You know how you know you’ve transcended the game? When the game changes itself to keep up with you.
The NBA had to change its free throw rules after Wilt Chamberlain started dunking his foul shots from the charity stripe. The league also had to adapt to Robin Ficker, the most mercilessly effective heckler to ever attend a professional basketball game.
A lifelong Washington Bullets fan, Ficker spent every Bullets home between the years 1985 and 1997 laying waste to the opposition from his seat behind the away team bench. He read passages from players' and coaches' biographies, ran his mouth over a “megaphone” (read: large cone) and generally drove opponents crazy.
The league eventually had to institute a new rule forbidding fans from engaging in “verbal abuse that interferes with communication between coaches and players.”
Penetrating the shell and jamming a fist full of rock salt in the open wound—that's how you crack a player.
This method was used to devastating effect on Dwight Howard in 2013 by a Dallas Mavericks fan who may or may not have been an extra in Road House.
It's unclear what the man said, but whatever it was hit Howard's soft spot and made the big man throw the ball his way.
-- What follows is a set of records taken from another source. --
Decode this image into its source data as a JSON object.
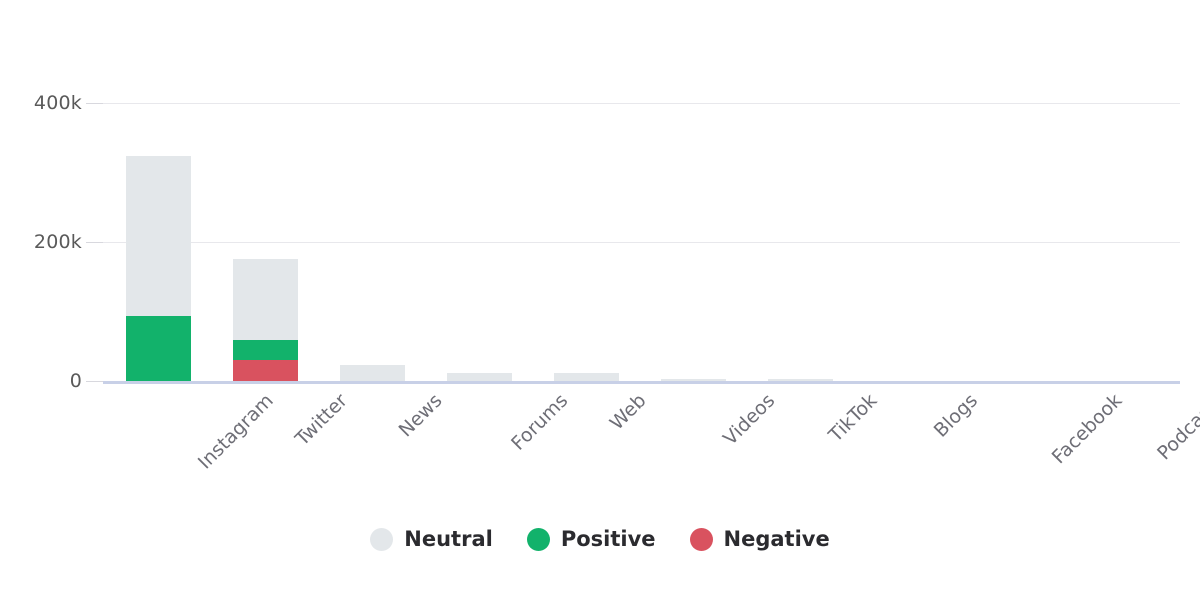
{
  "chart_data": {
    "type": "bar",
    "stacked": true,
    "title": "",
    "subtitle": "",
    "xlabel": "",
    "ylabel": "",
    "grid": true,
    "legend_position": "bottom",
    "categories": [
      "Instagram",
      "Twitter",
      "News",
      "Forums",
      "Web",
      "Videos",
      "TikTok",
      "Blogs",
      "Facebook",
      "Podcasts"
    ],
    "ylim": [
      0,
      440000
    ],
    "yticks": [
      0,
      200000,
      400000
    ],
    "ytick_labels": [
      "0",
      "200k",
      "400k"
    ],
    "series": [
      {
        "name": "Negative",
        "color": "#D9525F",
        "values": [
          0,
          30000,
          0,
          0,
          0,
          0,
          0,
          0,
          0,
          0
        ]
      },
      {
        "name": "Positive",
        "color": "#12B26B",
        "values": [
          93000,
          29000,
          0,
          0,
          0,
          0,
          0,
          0,
          0,
          0
        ]
      },
      {
        "name": "Neutral",
        "color": "#E3E7EA",
        "values": [
          231000,
          117000,
          23000,
          12000,
          12000,
          2500,
          2500,
          0,
          0,
          0
        ]
      }
    ],
    "totals": [
      324000,
      176000,
      23000,
      12000,
      12000,
      2500,
      2500,
      0,
      0,
      0
    ]
  },
  "legend": {
    "items": [
      {
        "label": "Neutral",
        "color": "#E3E7EA"
      },
      {
        "label": "Positive",
        "color": "#12B26B"
      },
      {
        "label": "Negative",
        "color": "#D9525F"
      }
    ]
  },
  "colors": {
    "neutral": "#E3E7EA",
    "positive": "#12B26B",
    "negative": "#D9525F",
    "gridline": "#E8E8EC",
    "axis": "#C8D0E7",
    "tick_text": "#5A5A5A",
    "category_text": "#6E6E76",
    "legend_text": "#2B2B2F",
    "background": "#FFFFFF"
  }
}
Again, what you say or do doesn't matter. It's getting the reaction that means everything.
He was just trying to hook a brother up with some of that sweet, tangy EPO-blood.
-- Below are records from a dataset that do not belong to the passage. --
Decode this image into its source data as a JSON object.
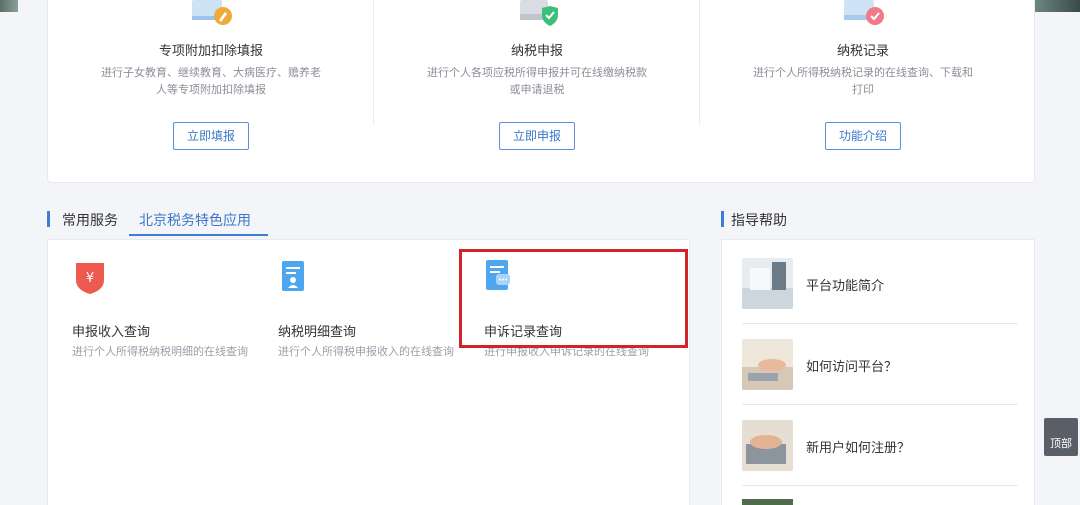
{
  "services": [
    {
      "title": "专项附加扣除填报",
      "desc": "进行子女教育、继续教育、大病医疗、赡养老人等专项附加扣除填报",
      "button": "立即填报",
      "icon": "pencil-document-icon",
      "badge_color": "#f0a93b"
    },
    {
      "title": "纳税申报",
      "desc": "进行个人各项应税所得申报并可在线缴纳税款或申请退税",
      "button": "立即申报",
      "icon": "shield-check-icon",
      "badge_color": "#3bbf7a"
    },
    {
      "title": "纳税记录",
      "desc": "进行个人所得税纳税记录的在线查询、下载和打印",
      "button": "功能介绍",
      "icon": "record-check-icon",
      "badge_color": "#f07a8a"
    }
  ],
  "section_left": {
    "tab1": "常用服务",
    "tab2": "北京税务特色应用"
  },
  "section_right": {
    "title": "指导帮助"
  },
  "tools": [
    {
      "title": "申报收入查询",
      "desc": "进行个人所得税纳税明细的在线查询",
      "icon": "yuan-shield-icon",
      "color": "#ee5a4f"
    },
    {
      "title": "纳税明细查询",
      "desc": "进行个人所得税申报收入的在线查询",
      "icon": "document-person-icon",
      "color": "#4ea7ee"
    },
    {
      "title": "申诉记录查询",
      "desc": "进行申报收入申诉记录的在线查询",
      "icon": "document-chat-icon",
      "color": "#4ea7ee"
    }
  ],
  "guides": [
    {
      "title": "平台功能简介"
    },
    {
      "title": "如何访问平台？"
    },
    {
      "title": "新用户如何注册？"
    }
  ],
  "back_top": "顶部",
  "accent_color": "#3b78c9",
  "highlight_color": "#d2222a"
}
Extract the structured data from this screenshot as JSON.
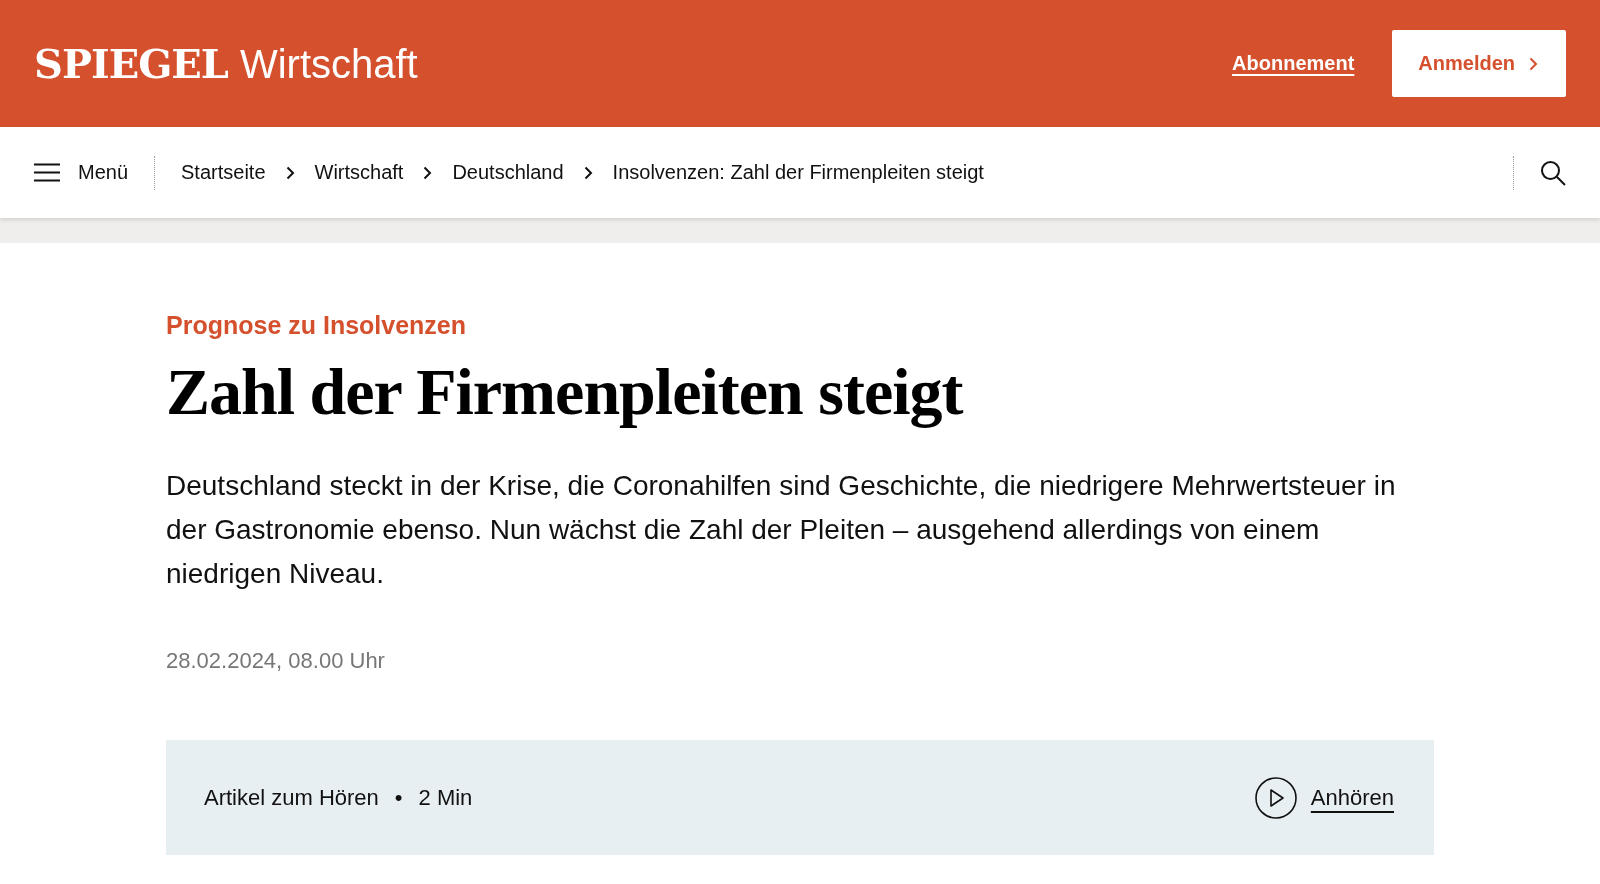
{
  "header": {
    "logo": "SPIEGEL",
    "section": "Wirtschaft",
    "subscribe_link": "Abonnement",
    "login_button": "Anmelden"
  },
  "nav": {
    "menu_label": "Menü",
    "breadcrumbs": [
      "Startseite",
      "Wirtschaft",
      "Deutschland",
      "Insolvenzen: Zahl der Firmenpleiten steigt"
    ]
  },
  "article": {
    "kicker": "Prognose zu Insolvenzen",
    "title": "Zahl der Firmenpleiten steigt",
    "lead": "Deutschland steckt in der Krise, die Coronahilfen sind Geschichte, die niedrigere Mehrwertsteuer in der Gastronomie ebenso. Nun wächst die Zahl der Pleiten – ausgehend allerdings von einem niedrigen Niveau.",
    "date": "28.02.2024, 08.00 Uhr"
  },
  "audio": {
    "label": "Artikel zum Hören",
    "separator": "•",
    "duration": "2 Min",
    "play_label": "Anhören"
  }
}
Imagine a less likable Lance Armstrong. That's Alberto Contador.
The prickly Spanish cyclist was stripped of his 2010 Tour De France title after testing positive for PEDs and served a one year suspension from professional cycling. Contador made his big return to the grand tour scene at the 2012 Tour De France and was greeted with a fitting response by many cycling fans.
One fan took it upon himself to dress up as a doctor and offer Contador a swig from his blood pack during the torturous ascent up the Alpe d'Huez. Clearly, Contador wasn't a huge fan of the gesture.
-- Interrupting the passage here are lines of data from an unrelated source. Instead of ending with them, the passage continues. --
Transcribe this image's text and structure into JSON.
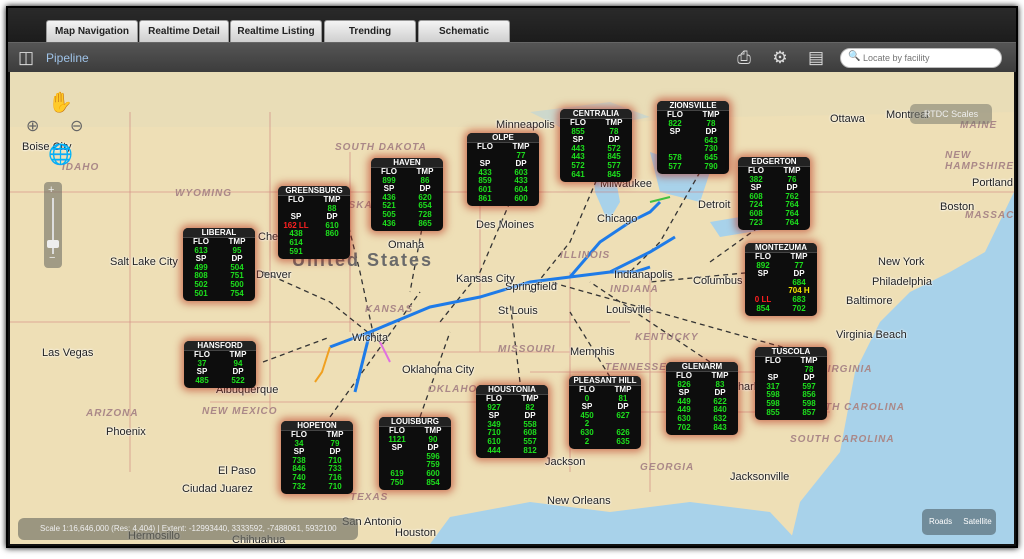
{
  "tabs": [
    {
      "label": "Map Navigation",
      "state": "active"
    },
    {
      "label": "Realtime Detail",
      "state": "disabled"
    },
    {
      "label": "Realtime Listing",
      "state": "normal"
    },
    {
      "label": "Trending",
      "state": "normal"
    },
    {
      "label": "Schematic",
      "state": "normal"
    }
  ],
  "toolbar": {
    "title": "Pipeline",
    "icons": [
      "binoculars-icon",
      "print-icon",
      "gear-icon",
      "map-book-icon"
    ],
    "search_placeholder": "Locate by facility"
  },
  "map": {
    "country_label": "United States",
    "rtdc_button": "RTDC Scales",
    "scale_text": "Scale 1:16,646,000 (Res: 4,404) | Extent:  -12993440, 3333592, -7488061, 5932100",
    "basemap": {
      "roads": "Roads",
      "satellite": "Satellite"
    },
    "cities": [
      "Boise City",
      "Salt Lake City",
      "Las Vegas",
      "Phoenix",
      "Albuquerque",
      "El Paso",
      "Ciudad Juarez",
      "Hermosillo",
      "Chihuahua",
      "Denver",
      "Cheyenne",
      "Omaha",
      "Des Moines",
      "Kansas City",
      "Wichita",
      "Oklahoma City",
      "St Louis",
      "Springfield",
      "Chicago",
      "Milwaukee",
      "Detroit",
      "Indianapolis",
      "Louisville",
      "Columbus",
      "Memphis",
      "Jackson",
      "New Orleans",
      "Houston",
      "San Antonio",
      "Ottawa",
      "Montreal",
      "Portland",
      "Boston",
      "New York",
      "Philadelphia",
      "Baltimore",
      "Virginia Beach",
      "Jacksonville",
      "Charlotte",
      "Minneapolis"
    ],
    "states": [
      "WYOMING",
      "SOUTH DAKOTA",
      "NEBRASKA",
      "KANSAS",
      "MISSOURI",
      "OKLAHOMA",
      "NEW MEXICO",
      "ARIZONA",
      "TEXAS",
      "ILLINOIS",
      "INDIANA",
      "KENTUCKY",
      "TENNESSEE",
      "GEORGIA",
      "SOUTH CAROLINA",
      "NORTH CAROLINA",
      "VIRGINIA",
      "NEW HAMPSHIRE",
      "MASSACHUSETTS",
      "MAINE",
      "IDAHO"
    ]
  },
  "colors": {
    "ok": "#1de01d",
    "alarm_low": "#ff2020",
    "alarm_high": "#f5e600",
    "pipeline": "#1e7be8"
  },
  "facilities": [
    {
      "name": "LIBERAL",
      "rows": [
        [
          "FLO",
          "TMP"
        ],
        [
          "613",
          "95"
        ],
        [
          "SP",
          "DP"
        ],
        [
          "499",
          "504"
        ],
        [
          "808",
          "751"
        ],
        [
          "502",
          "500"
        ],
        [
          "501",
          "754"
        ]
      ]
    },
    {
      "name": "GREENSBURG",
      "rows": [
        [
          "FLO",
          "TMP"
        ],
        [
          "",
          "88"
        ],
        [
          "SP",
          "DP"
        ],
        [
          "162 LL",
          "610"
        ],
        [
          "438",
          "860"
        ],
        [
          "614",
          ""
        ],
        [
          "591",
          ""
        ]
      ]
    },
    {
      "name": "HAVEN",
      "rows": [
        [
          "FLO",
          "TMP"
        ],
        [
          "899",
          "86"
        ],
        [
          "SP",
          "DP"
        ],
        [
          "436",
          "620"
        ],
        [
          "521",
          "654"
        ],
        [
          "505",
          "728"
        ],
        [
          "436",
          "865"
        ]
      ]
    },
    {
      "name": "OLPE",
      "rows": [
        [
          "FLO",
          "TMP"
        ],
        [
          "",
          "77"
        ],
        [
          "SP",
          "DP"
        ],
        [
          "433",
          "603"
        ],
        [
          "859",
          "433"
        ],
        [
          "601",
          "604"
        ],
        [
          "861",
          "600"
        ]
      ]
    },
    {
      "name": "CENTRALIA",
      "rows": [
        [
          "FLO",
          "TMP"
        ],
        [
          "855",
          "78"
        ],
        [
          "SP",
          "DP"
        ],
        [
          "443",
          "572"
        ],
        [
          "443",
          "845"
        ],
        [
          "572",
          "577"
        ],
        [
          "641",
          "845"
        ]
      ]
    },
    {
      "name": "ZIONSVILLE",
      "rows": [
        [
          "FLO",
          "TMP"
        ],
        [
          "822",
          "78"
        ],
        [
          "SP",
          "DP"
        ],
        [
          "",
          "643"
        ],
        [
          "",
          "730"
        ],
        [
          "578",
          "645"
        ],
        [
          "577",
          "790"
        ]
      ]
    },
    {
      "name": "EDGERTON",
      "rows": [
        [
          "FLO",
          "TMP"
        ],
        [
          "382",
          "76"
        ],
        [
          "SP",
          "DP"
        ],
        [
          "608",
          "762"
        ],
        [
          "724",
          "764"
        ],
        [
          "608",
          "764"
        ],
        [
          "723",
          "764"
        ]
      ]
    },
    {
      "name": "MONTEZUMA",
      "rows": [
        [
          "FLO",
          "TMP"
        ],
        [
          "892",
          "77"
        ],
        [
          "SP",
          "DP"
        ],
        [
          "",
          "684"
        ],
        [
          "",
          "704 H"
        ],
        [
          "0 LL",
          "683"
        ],
        [
          "854",
          "702"
        ]
      ]
    },
    {
      "name": "HANSFORD",
      "rows": [
        [
          "FLO",
          "TMP"
        ],
        [
          "37",
          "94"
        ],
        [
          "SP",
          "DP"
        ],
        [
          "485",
          "522"
        ]
      ]
    },
    {
      "name": "HOPETON",
      "rows": [
        [
          "FLO",
          "TMP"
        ],
        [
          "34",
          "79"
        ],
        [
          "SP",
          "DP"
        ],
        [
          "738",
          "710"
        ],
        [
          "846",
          "733"
        ],
        [
          "740",
          "716"
        ],
        [
          "732",
          "710"
        ]
      ]
    },
    {
      "name": "LOUISBURG",
      "rows": [
        [
          "FLO",
          "TMP"
        ],
        [
          "1121",
          "90"
        ],
        [
          "SP",
          "DP"
        ],
        [
          "",
          "596"
        ],
        [
          "",
          "759"
        ],
        [
          "619",
          "600"
        ],
        [
          "750",
          "854"
        ]
      ]
    },
    {
      "name": "HOUSTONIA",
      "rows": [
        [
          "FLO",
          "TMP"
        ],
        [
          "927",
          "82"
        ],
        [
          "SP",
          "DP"
        ],
        [
          "349",
          "558"
        ],
        [
          "710",
          "608"
        ],
        [
          "610",
          "557"
        ],
        [
          "444",
          "812"
        ]
      ]
    },
    {
      "name": "PLEASANT HILL",
      "rows": [
        [
          "FLO",
          "TMP"
        ],
        [
          "0",
          "81"
        ],
        [
          "SP",
          "DP"
        ],
        [
          "450",
          "627"
        ],
        [
          "2",
          ""
        ],
        [
          "630",
          "626"
        ],
        [
          "2",
          "635"
        ]
      ]
    },
    {
      "name": "GLENARM",
      "rows": [
        [
          "FLO",
          "TMP"
        ],
        [
          "826",
          "83"
        ],
        [
          "SP",
          "DP"
        ],
        [
          "449",
          "622"
        ],
        [
          "449",
          "840"
        ],
        [
          "630",
          "632"
        ],
        [
          "702",
          "843"
        ]
      ]
    },
    {
      "name": "TUSCOLA",
      "rows": [
        [
          "FLO",
          "TMP"
        ],
        [
          "",
          "78"
        ],
        [
          "SP",
          "DP"
        ],
        [
          "317",
          "597"
        ],
        [
          "598",
          "856"
        ],
        [
          "598",
          "598"
        ],
        [
          "855",
          "857"
        ]
      ]
    }
  ]
}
A group unlike any other, the Stephen A. Smith Heckling Society was a pack of men who did exactly what it sounds like they did—heckle Stephen A. Smith.
They've since retired, but during their three year reign, the SASHS managed to attend multiple NBA Drafts and turn each one into a Triumph the Insult Dog comedy of trash talking.
No one in attendance was safe from their harangues, least of all Stephen A. Smith and his penchant for cheese flavored snacks.
They say "knowledge is power," and sometimes that power is the ability to enrage talented people with lots of money.
Take this Nashville Predators fan for example, who used a bit of contractual sports knowledge to hash out Duncan Keith's financial situation while the Blackhawks defenseman sat in the penalty box.
"You make $72 [million]?" the heckler asked. "You're sitting on the bench!"
Keith aimed a Gatorade spritzing directly at the crack in the glass and soaked the heckler's face, which is the emotional equivalent of a standing ovation for a heckler.
You don't pick on people when they're down, unless they're a New York Yankee and you're purposefully trying to crush their will to continue.
Such was the case between Yankees manager Joe Girardi and a Chicago White Sox fan in 2012. The White Sox had just capped a three-game sweep of the Yanks and Girardi was in no mood for an interruption of his post game press conference.
Again, another case when the timing of the heckling made all the difference.
Spike Lee—the windup toy that never runs out of juice.
Every Knicks home game is a trip to the theater for the television and movie producer. If he isn't jawing with one of the players on the opposing team, he's busy holding his arms parallel to the ground in amazement.
In short, the man is an institution and probably the most likely of any court side celebrity to talk trash during a ball game.
The Vancouver Canucks Green Men took a page from Always Sunny in Philadelphia and made it their life's calling.
Force and Sully have been attending Canucks home games since December, 2009. The two men had ordered their suits with the initial plan of wearing them to a Seattle Seahawks game, but a delay in shipping caused the outfits to show up late.
Instead of saving them for another day, the two decided to head out to Vancouver Canucks game. One of their employer's had season tickets next to the away penalty box, and the rest is handstands, frozen waffles and history.